» **What you will do**: Your task is to output all the records below, word for word.

» **Exercise material**:

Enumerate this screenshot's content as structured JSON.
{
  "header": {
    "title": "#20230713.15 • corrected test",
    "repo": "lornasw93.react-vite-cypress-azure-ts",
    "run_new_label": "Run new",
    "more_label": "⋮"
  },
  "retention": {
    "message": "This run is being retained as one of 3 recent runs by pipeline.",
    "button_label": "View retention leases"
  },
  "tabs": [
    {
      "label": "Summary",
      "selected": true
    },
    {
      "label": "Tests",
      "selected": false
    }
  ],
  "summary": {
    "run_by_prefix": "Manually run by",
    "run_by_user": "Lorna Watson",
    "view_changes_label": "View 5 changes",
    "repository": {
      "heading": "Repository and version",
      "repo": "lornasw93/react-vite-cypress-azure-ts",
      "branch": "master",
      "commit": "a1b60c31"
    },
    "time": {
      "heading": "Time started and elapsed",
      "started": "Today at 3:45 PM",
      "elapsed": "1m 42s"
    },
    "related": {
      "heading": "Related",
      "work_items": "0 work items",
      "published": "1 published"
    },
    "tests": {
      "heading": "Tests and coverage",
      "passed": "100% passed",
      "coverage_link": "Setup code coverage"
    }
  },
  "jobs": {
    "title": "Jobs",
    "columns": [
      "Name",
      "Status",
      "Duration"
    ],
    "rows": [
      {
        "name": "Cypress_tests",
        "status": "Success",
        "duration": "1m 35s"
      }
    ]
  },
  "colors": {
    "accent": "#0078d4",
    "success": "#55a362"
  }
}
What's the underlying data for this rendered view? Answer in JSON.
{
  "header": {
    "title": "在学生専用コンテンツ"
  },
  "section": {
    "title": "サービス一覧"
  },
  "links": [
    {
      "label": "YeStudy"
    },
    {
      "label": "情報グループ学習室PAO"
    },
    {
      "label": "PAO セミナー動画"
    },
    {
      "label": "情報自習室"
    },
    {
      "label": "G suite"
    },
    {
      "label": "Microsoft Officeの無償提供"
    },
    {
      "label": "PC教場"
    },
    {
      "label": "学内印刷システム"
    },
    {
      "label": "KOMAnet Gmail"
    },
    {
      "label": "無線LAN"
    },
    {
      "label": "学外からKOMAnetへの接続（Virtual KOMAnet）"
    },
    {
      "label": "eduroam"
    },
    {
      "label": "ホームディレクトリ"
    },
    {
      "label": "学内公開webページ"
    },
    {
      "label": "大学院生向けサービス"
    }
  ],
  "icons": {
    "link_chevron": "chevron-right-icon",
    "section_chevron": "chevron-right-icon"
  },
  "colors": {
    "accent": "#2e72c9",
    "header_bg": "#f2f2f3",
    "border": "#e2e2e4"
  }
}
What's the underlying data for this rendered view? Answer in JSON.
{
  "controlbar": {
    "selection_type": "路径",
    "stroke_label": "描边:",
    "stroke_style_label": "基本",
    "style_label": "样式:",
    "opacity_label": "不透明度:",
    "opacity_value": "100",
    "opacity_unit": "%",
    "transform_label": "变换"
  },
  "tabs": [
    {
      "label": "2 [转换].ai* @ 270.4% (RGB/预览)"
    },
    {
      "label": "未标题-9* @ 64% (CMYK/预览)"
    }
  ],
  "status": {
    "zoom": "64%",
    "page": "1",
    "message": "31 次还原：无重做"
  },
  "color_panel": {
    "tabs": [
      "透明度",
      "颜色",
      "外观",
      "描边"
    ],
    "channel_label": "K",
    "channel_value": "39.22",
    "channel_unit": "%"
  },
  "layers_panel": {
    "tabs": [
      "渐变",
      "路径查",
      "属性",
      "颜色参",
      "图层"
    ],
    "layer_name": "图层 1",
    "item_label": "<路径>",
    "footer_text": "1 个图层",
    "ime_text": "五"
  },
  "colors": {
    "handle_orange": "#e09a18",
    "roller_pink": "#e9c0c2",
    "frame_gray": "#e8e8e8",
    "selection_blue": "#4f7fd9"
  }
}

» **Result**:
Enumerate this screenshot's content as structured JSON.
{
  "header": {
    "title": "#20230713.15 • corrected test",
    "repo": "lornasw93.react-vite-cypress-azure-ts",
    "run_new_label": "Run new",
    "more_label": "⋮"
  },
  "retention": {
    "message": "This run is being retained as one of 3 recent runs by pipeline.",
    "button_label": "View retention leases"
  },
  "tabs": [
    {
      "label": "Summary",
      "selected": true
    },
    {
      "label": "Tests",
      "selected": false
    }
  ],
  "summary": {
    "run_by_prefix": "Manually run by",
    "run_by_user": "Lorna Watson",
    "view_changes_label": "View 5 changes",
    "repository": {
      "heading": "Repository and version",
      "repo": "lornasw93/react-vite-cypress-azure-ts",
      "branch": "master",
      "commit": "a1b60c31"
    },
    "time": {
      "heading": "Time started and elapsed",
      "started": "Today at 3:45 PM",
      "elapsed": "1m 42s"
    },
    "related": {
      "heading": "Related",
      "work_items": "0 work items",
      "published": "1 published"
    },
    "tests": {
      "heading": "Tests and coverage",
      "passed": "100% passed",
      "coverage_link": "Setup code coverage"
    }
  },
  "jobs": {
    "title": "Jobs",
    "columns": [
      "Name",
      "Status",
      "Duration"
    ],
    "rows": [
      {
        "name": "Cypress_tests",
        "status": "Success",
        "duration": "1m 35s"
      }
    ]
  },
  "colors": {
    "accent": "#0078d4",
    "success": "#55a362"
  }
}
What's the underlying data for this rendered view? Answer in JSON.
{
  "header": {
    "title": "在学生専用コンテンツ"
  },
  "section": {
    "title": "サービス一覧"
  },
  "links": [
    {
      "label": "YeStudy"
    },
    {
      "label": "情報グループ学習室PAO"
    },
    {
      "label": "PAO セミナー動画"
    },
    {
      "label": "情報自習室"
    },
    {
      "label": "G suite"
    },
    {
      "label": "Microsoft Officeの無償提供"
    },
    {
      "label": "PC教場"
    },
    {
      "label": "学内印刷システム"
    },
    {
      "label": "KOMAnet Gmail"
    },
    {
      "label": "無線LAN"
    },
    {
      "label": "学外からKOMAnetへの接続（Virtual KOMAnet）"
    },
    {
      "label": "eduroam"
    },
    {
      "label": "ホームディレクトリ"
    },
    {
      "label": "学内公開webページ"
    },
    {
      "label": "大学院生向けサービス"
    }
  ],
  "icons": {
    "link_chevron": "chevron-right-icon",
    "section_chevron": "chevron-right-icon"
  },
  "colors": {
    "accent": "#2e72c9",
    "header_bg": "#f2f2f3",
    "border": "#e2e2e4"
  }
}
What's the underlying data for this rendered view? Answer in JSON.
{
  "controlbar": {
    "selection_type": "路径",
    "stroke_label": "描边:",
    "stroke_style_label": "基本",
    "style_label": "样式:",
    "opacity_label": "不透明度:",
    "opacity_value": "100",
    "opacity_unit": "%",
    "transform_label": "变换"
  },
  "tabs": [
    {
      "label": "2 [转换].ai* @ 270.4% (RGB/预览)"
    },
    {
      "label": "未标题-9* @ 64% (CMYK/预览)"
    }
  ],
  "status": {
    "zoom": "64%",
    "page": "1",
    "message": "31 次还原：无重做"
  },
  "color_panel": {
    "tabs": [
      "透明度",
      "颜色",
      "外观",
      "描边"
    ],
    "channel_label": "K",
    "channel_value": "39.22",
    "channel_unit": "%"
  },
  "layers_panel": {
    "tabs": [
      "渐变",
      "路径查",
      "属性",
      "颜色参",
      "图层"
    ],
    "layer_name": "图层 1",
    "item_label": "<路径>",
    "footer_text": "1 个图层",
    "ime_text": "五"
  },
  "colors": {
    "handle_orange": "#e09a18",
    "roller_pink": "#e9c0c2",
    "frame_gray": "#e8e8e8",
    "selection_blue": "#4f7fd9"
  }
}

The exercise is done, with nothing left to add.